Even though the features and enterprise adoption of ChromeOS have grown over time, Chromebooks have still faced some skepticism. In some IT circles, some still view ChromeOS devices as primarily a fit for educational use cases or light workloads. A lot of this skepticism can be traced back to their very early days when thin client software and support for peripherals wasn’t as robust as it is today. But that has changed.

Cameyo and ChromeOS: The perfect pairing

That being said, there are some things that Chromebooks were designed not to do. ChromeOS was designed to be lightweight and cloud-oriented, so it doesn’t run desktop-class software natively. This can present a barrier to adoption for enterprises who see the value, security, and performance benefits of ChromeOS but still need to be able to provide their employees with access to all of the Windows applications they need to do their jobs.

With Cameyo, all that changes. Our Virtual Application Delivery (VAD) platform delivers apps to any device with an HTML5 web browser, enabling end users to access full-featured desktop applications right from their Chromebooks—including resource-hungry specialized software like AutoCAD or the Adobe Creative Cloud Suite. Your users get seamless access to all the enterprise-grade productivity software they rely on, and IT continues to enjoy the ease of managing secure cloud desktops from the Google Admin console.

Together, Cameyo and ChromeOS make a powerful combo that maximizes the ease of use, cost savings and security of thin client computers.

  • Zero Trust Security: Along with ChromeOS, Cameyo strengthens Zero Trust security models by further reducing the attack surface for remote and hybrid workforces.
  • Less infrastructure: Unlike many VDI solutions, Cameyo doesn’t force organizations to use a VPN to stay connected.
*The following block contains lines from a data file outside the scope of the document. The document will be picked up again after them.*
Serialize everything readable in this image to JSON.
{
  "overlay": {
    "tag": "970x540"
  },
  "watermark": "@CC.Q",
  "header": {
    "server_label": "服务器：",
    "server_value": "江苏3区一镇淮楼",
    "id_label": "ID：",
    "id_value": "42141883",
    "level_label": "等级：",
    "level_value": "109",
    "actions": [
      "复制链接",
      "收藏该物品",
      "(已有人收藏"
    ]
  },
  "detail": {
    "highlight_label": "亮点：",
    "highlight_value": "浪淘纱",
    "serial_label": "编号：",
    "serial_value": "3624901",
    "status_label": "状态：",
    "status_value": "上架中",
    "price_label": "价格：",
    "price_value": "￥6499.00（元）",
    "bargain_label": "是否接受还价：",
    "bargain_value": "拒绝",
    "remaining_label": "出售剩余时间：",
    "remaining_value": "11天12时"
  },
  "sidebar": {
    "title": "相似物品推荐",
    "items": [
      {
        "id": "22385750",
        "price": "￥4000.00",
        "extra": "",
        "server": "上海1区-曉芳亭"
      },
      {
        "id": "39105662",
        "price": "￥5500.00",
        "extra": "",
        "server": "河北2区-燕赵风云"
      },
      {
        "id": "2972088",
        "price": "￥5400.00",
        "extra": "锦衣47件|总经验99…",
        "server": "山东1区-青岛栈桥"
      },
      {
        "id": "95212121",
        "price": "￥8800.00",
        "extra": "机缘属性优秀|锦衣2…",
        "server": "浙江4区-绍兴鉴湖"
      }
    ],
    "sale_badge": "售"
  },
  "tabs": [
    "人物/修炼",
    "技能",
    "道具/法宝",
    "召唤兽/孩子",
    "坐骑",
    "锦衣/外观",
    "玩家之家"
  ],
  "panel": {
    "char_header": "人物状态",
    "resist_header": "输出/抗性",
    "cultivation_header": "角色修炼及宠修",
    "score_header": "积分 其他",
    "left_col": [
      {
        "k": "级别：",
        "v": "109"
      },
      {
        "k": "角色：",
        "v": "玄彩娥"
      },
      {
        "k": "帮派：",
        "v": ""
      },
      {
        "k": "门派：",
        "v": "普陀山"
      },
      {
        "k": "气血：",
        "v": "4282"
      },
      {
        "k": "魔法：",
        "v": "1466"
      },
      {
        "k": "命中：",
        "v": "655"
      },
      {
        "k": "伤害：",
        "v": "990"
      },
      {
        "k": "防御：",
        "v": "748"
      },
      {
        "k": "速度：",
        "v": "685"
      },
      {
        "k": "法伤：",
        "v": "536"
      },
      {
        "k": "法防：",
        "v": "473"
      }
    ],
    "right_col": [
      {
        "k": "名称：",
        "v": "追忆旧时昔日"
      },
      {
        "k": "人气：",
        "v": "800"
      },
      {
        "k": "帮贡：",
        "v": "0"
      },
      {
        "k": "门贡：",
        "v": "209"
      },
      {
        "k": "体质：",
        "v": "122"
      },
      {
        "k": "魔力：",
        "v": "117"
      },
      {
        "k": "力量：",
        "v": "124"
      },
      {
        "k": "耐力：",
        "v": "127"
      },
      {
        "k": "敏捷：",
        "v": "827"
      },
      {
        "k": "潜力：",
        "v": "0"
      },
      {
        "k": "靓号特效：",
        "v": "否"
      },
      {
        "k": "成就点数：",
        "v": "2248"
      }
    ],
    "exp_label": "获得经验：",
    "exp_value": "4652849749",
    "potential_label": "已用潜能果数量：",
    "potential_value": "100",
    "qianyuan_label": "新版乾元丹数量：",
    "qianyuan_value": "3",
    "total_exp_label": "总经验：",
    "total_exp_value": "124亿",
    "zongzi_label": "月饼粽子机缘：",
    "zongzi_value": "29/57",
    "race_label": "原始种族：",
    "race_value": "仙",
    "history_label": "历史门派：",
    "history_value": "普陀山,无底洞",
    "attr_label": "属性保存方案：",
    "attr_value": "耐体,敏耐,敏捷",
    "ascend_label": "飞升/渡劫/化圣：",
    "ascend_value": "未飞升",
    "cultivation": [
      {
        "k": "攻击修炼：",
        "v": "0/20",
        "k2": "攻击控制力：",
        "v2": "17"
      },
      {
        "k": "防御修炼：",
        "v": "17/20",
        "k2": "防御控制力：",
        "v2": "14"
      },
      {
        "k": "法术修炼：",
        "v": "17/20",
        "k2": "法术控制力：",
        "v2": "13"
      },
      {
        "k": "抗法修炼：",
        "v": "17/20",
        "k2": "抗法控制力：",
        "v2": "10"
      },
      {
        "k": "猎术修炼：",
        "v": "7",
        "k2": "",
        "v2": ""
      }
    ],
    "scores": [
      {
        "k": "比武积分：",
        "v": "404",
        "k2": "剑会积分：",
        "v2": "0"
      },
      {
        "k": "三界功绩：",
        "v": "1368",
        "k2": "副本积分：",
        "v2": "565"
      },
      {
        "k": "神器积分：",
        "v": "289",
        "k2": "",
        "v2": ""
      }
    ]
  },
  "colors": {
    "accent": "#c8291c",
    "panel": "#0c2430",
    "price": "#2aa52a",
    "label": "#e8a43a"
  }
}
And the tight cloud integration of both Cameyo and ChromeOS creates a feature-rich computing environment without having to roll out a lot of backend hardware.
  • Intuitive for end users: Thanks to its native file system integration, Cameyo allows any Windows app to be delivered as a Progressive Web Application (PWA). That means IT can easily manage these apps via the Google Admin console, and they appear on users’ taskbars as if they’re locally installed.
  • Lower overall costs: There are multiple interconnected factors that make Cameyo and Chromebooks the most cost-effective solution for many enterprise organizations, especially when compared to the complexity of desktop virtualization with VDI.

Mario Zúñiga, IT Director, Digital Workplace at the electronics manufacturing services provider Sanmina, said that the combination of Cameyo and Chromebooks has saved his company time, money and hassle while also boosting user productivity: “With Cameyo, we can move our employees over to Chrome devices without disrupting their workflows. Cameyo’s platform enables us to give our employees access to the full desktop version of their legacy Windows applications on any Chrome device. For our employees, the experience is seamless.”

No wonder Cameyo is Chrome Enterprise Recommended. We’re making it possible for large-scale Fortune 500 organizations like Sanmina to provide their dynamic workforces with secure Google virtual desktops on their optimal thin client devices.

See what makes ChromeOS and Cameyo the ideal pairing for any organization that’s considering thin clients – and even for orgs NOT considering thin clients, but who are looking to reduce costs and increase the security. Sign up today for your free trial of Cameyo or simply request a demo to learn more about how Cameyo unlocks the full potential of ChromOS devices.